If you have worked in COINr before v1.0, you can use the
COIN_to_coin() function to convert old COINs into new
This comes with some limitations: any data sets present in the coin
will not be passed on unless
recover_dsets = TRUE. However,
if this is specified, the coin cannot be regenerated because it is not
possible to translate the log from the older COIN class (called the
“Method”) to the log in the new coin class. Still, the conversion avoids
having to reformat
Here we list some accessory functions that could be useful in some circumstances.
rank_df() function converts a data frame to ranks,
ignoring non-numeric columns. Taking some sample data:

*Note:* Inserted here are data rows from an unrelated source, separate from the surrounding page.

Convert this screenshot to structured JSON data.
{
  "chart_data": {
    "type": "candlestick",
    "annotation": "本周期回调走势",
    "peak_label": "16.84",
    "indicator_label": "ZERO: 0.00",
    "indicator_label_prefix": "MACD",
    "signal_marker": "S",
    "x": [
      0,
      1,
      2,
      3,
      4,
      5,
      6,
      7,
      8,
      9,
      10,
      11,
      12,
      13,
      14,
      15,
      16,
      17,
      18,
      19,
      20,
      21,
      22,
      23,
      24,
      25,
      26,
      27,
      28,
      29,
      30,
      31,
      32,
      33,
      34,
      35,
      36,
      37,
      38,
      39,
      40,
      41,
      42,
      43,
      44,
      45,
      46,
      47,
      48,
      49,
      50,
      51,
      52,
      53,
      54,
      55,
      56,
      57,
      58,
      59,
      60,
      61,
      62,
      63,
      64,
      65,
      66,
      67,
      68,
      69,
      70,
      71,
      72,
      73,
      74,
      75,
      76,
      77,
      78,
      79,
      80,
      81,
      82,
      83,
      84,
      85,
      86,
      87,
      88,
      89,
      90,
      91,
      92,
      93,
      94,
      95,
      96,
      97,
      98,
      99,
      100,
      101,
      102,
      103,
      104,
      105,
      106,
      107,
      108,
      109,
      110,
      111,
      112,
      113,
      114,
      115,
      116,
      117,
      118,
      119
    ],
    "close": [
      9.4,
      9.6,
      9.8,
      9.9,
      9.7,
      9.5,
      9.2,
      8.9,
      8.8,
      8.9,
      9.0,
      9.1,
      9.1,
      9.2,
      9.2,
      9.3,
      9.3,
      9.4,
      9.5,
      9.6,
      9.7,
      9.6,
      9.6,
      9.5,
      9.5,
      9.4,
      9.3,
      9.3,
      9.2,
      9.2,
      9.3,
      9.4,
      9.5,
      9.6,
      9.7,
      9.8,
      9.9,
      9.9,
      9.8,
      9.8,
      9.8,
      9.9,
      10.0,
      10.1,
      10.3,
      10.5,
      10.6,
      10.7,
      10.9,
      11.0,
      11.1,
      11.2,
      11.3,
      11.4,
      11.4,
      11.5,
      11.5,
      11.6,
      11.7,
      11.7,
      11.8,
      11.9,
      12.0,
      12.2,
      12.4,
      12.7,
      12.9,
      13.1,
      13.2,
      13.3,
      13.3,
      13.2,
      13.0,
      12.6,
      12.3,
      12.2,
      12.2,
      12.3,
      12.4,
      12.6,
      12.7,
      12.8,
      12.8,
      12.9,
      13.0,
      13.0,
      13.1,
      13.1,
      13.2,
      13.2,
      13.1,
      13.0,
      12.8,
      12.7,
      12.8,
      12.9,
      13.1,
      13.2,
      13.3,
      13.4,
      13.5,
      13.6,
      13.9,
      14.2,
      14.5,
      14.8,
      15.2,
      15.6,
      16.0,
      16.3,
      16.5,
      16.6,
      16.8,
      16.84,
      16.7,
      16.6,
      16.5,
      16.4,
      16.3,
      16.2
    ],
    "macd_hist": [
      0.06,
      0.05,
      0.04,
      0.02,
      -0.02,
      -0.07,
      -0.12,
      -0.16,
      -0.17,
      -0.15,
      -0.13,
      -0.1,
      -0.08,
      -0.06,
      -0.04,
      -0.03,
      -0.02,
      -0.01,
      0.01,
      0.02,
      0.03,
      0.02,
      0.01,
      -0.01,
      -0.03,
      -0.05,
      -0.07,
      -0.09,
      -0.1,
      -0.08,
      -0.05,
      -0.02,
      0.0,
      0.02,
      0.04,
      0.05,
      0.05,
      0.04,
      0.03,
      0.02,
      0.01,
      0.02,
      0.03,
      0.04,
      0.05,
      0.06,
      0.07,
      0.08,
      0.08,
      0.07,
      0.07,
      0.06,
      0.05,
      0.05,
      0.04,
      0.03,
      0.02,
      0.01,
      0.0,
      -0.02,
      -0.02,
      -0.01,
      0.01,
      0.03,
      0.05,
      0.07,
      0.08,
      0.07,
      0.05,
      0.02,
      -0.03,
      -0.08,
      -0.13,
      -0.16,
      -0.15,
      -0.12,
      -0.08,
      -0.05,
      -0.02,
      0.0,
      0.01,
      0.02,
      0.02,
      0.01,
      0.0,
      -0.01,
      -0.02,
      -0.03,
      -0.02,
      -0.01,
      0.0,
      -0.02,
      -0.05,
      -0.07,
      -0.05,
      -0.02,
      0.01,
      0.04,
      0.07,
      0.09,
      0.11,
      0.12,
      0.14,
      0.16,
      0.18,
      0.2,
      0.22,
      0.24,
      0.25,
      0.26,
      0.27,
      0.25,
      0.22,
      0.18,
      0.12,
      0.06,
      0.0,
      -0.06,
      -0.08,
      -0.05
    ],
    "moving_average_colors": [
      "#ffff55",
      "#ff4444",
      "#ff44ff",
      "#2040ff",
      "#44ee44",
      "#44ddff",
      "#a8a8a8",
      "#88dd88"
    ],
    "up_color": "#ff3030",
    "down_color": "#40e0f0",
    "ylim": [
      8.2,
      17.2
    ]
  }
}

This looks like
replace_df() function replaces values found anywhere
in a data frame with corresponding new values:
round_df() rounds to a specified number of decimal
places, ignoring non-numeric columns:
signif_df() is equivalent but for a number of
compare_df() function gives a detailed
comparison between two similar data frames that are indexed by a
specified column. This function is tailored to compare results in
composite indicators. Say you have a set of results from COINr and want
to cross check against a separate calculation. Often, you end up with a
data frame with the same columns, but possibly in a different order.
Rows could be in a different order but are indexed by an identifier,
here “uCode”. The
compare_df() function gives a detailed
comparison between the two data frames and points out any
We’ll demonstrate this by copying the example data frame, altering some values and seeing what happens:
# copy X1 <- X # change three values X1$GDP <- 101 X1$Population <- 10000 X1$Population <- 70000 # reorder X1 <- X1[order(X1$uCode), ] # now compare compare_df(X, X1, matchcol = "uCode") #> $Same #>  FALSE #> #> $Details #> Column TheSame Comment NDifferent #> 1 uCode TRUE Non-numerical and identical 0 #> 2 GDP FALSE Numerical and different at 5 sf. 1 #> 3 Population FALSE Numerical and different at 5 sf. 2 #> 4 LPI TRUE Numerical and identical to 5 sf. 0 #> #> $Differences #> $Differences$GDP #> uCode df1 df2 #> 3 BGR 53.23964 101 #> #> $Differences$Population #> uCode df1 df2 #> 1 AUT 8735.453 10000 #> 2 BEL 11429.336 70000
The output is a list with several entries. First, it tells us that the two data frames are not the same. The “Details” data frame lists each column and says whether it is identical or not, and how many different points there are. Finally, the “Differences” list has one entry for each column that differs, and details the value of the point from the first data frame compared to the value from the second.
From experience, this kind of output can be very helpful in quickly zooming in on differences between possibly large data frames of results. It is mainly intended for the use case described above, where the data frames are known to be similar, are of the same size, but we want to check for precise differences.
Full disclosure, I was also involved in the development of the COIN Tool↩︎